Practicing Medicine: A Historical Glimpse at Utah and Beyond
"Usually, when we think about medicine and its remarkable abilities, what comes to mind is the science and all it has given us to fight sickness and misery," says Dr. Atul Gawande, in his award-winning book Complications: A Surgeon's Notes on an Imperfect Science. But, when you get sick, he says "it is not science you call upon but a doctor. A doctor with good days and bad days. A doctor with a weird laugh and a bad haircut. A doctor with three other patients to see and, inevitably, gaps in what he knows and skills he's still trying to learn." It's no mistake that we speak of doctors and nurses practicing medicine, for mastery remains elusive. Gawande's candid book about medicine exemplifies essay writing at its best and is Utah State University 's choice for the 2007 Common Literature Experience. Created to support reading and discussion of Complications, the digital collection Practicing Medicine: A Historical Glimpse at Utah and Beyond explores three centuries of medical practice and instruction, with particular focus on Utah. These historical materials take us back to the roots of medical practice and a time when remedies consisted of such easily recognized ingredients as "earth-worms, well washed." Perhaps they will lend perspective to, and renewed appreciation for, the unpronounceable medicines and modern treatments, however imperfect, that Dr. Gawande and his colleagues apply today.

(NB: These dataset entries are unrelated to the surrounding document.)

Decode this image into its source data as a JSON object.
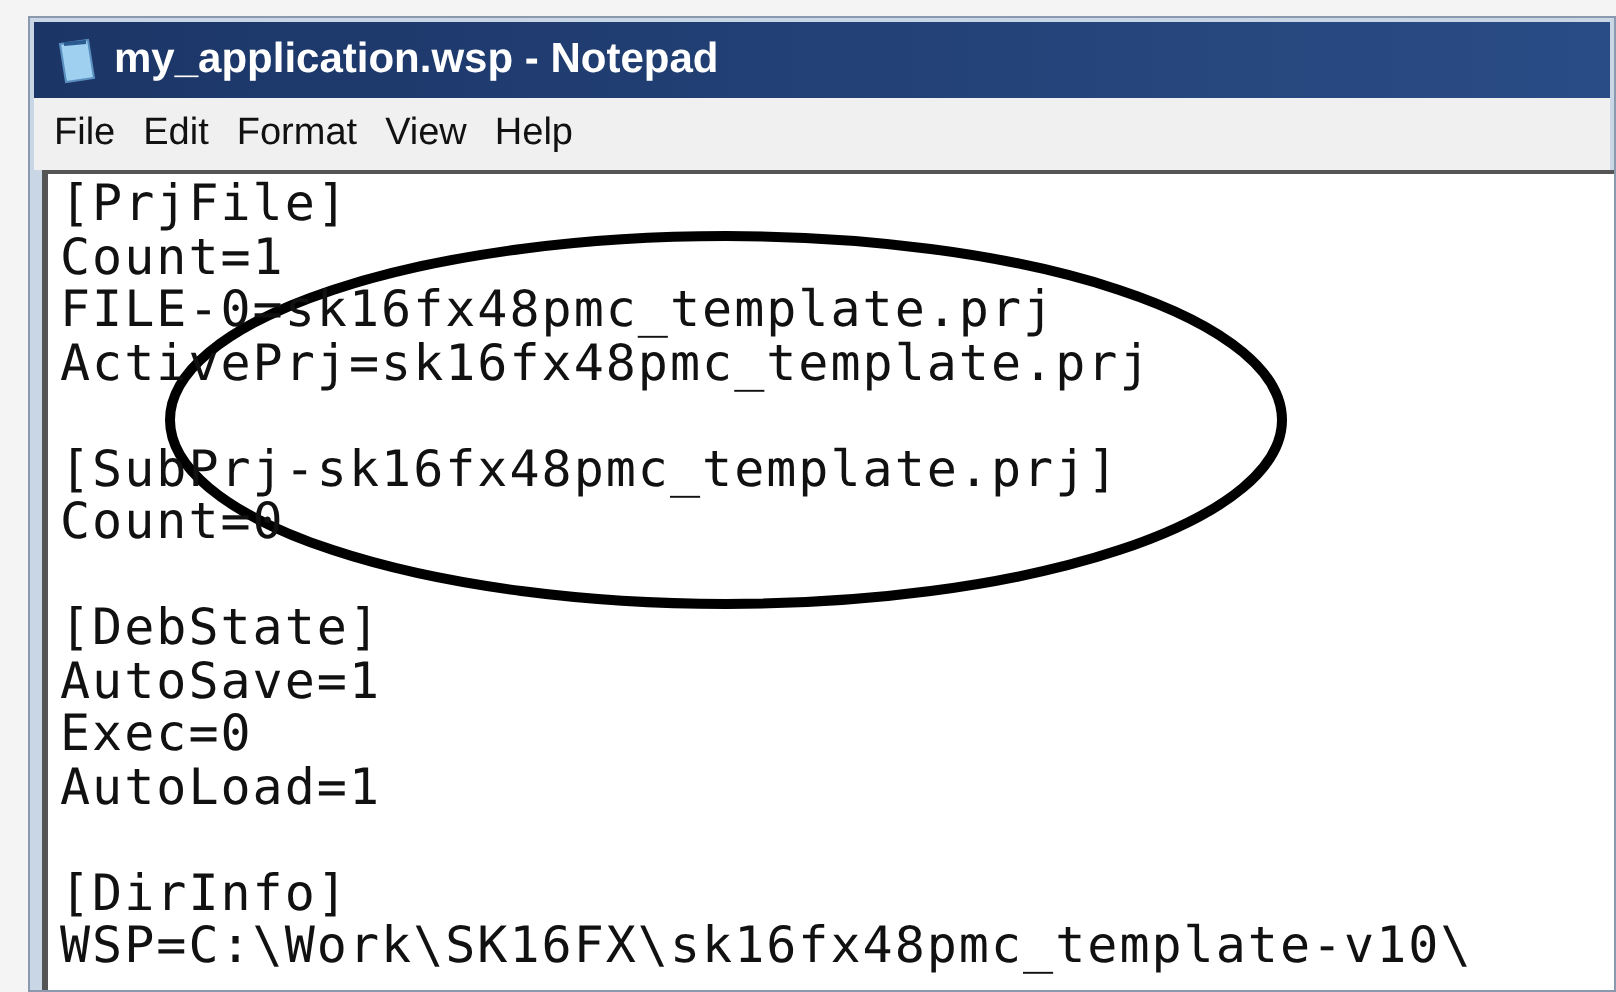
{
  "window": {
    "title": "my_application.wsp - Notepad"
  },
  "menu": [
    {
      "label": "File"
    },
    {
      "label": "Edit"
    },
    {
      "label": "Format"
    },
    {
      "label": "View"
    },
    {
      "label": "Help"
    }
  ],
  "document": {
    "sections": [
      {
        "header": "[PrjFile]",
        "lines": [
          "Count=1",
          "FILE-0=sk16fx48pmc_template.prj",
          "ActivePrj=sk16fx48pmc_template.prj"
        ]
      },
      {
        "header": "[SubPrj-sk16fx48pmc_template.prj]",
        "lines": [
          "Count=0"
        ]
      },
      {
        "header": "[DebState]",
        "lines": [
          "AutoSave=1",
          "Exec=0",
          "AutoLoad=1"
        ]
      },
      {
        "header": "[DirInfo]",
        "lines": [
          "WSP=C:\\Work\\SK16FX\\sk16fx48pmc_template-v10\\"
        ]
      }
    ]
  }
}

"Practicing Medicine: A Historical Glimpse at Utah and Beyond" (2011). Utah State University Digital History Collections. Paper 18.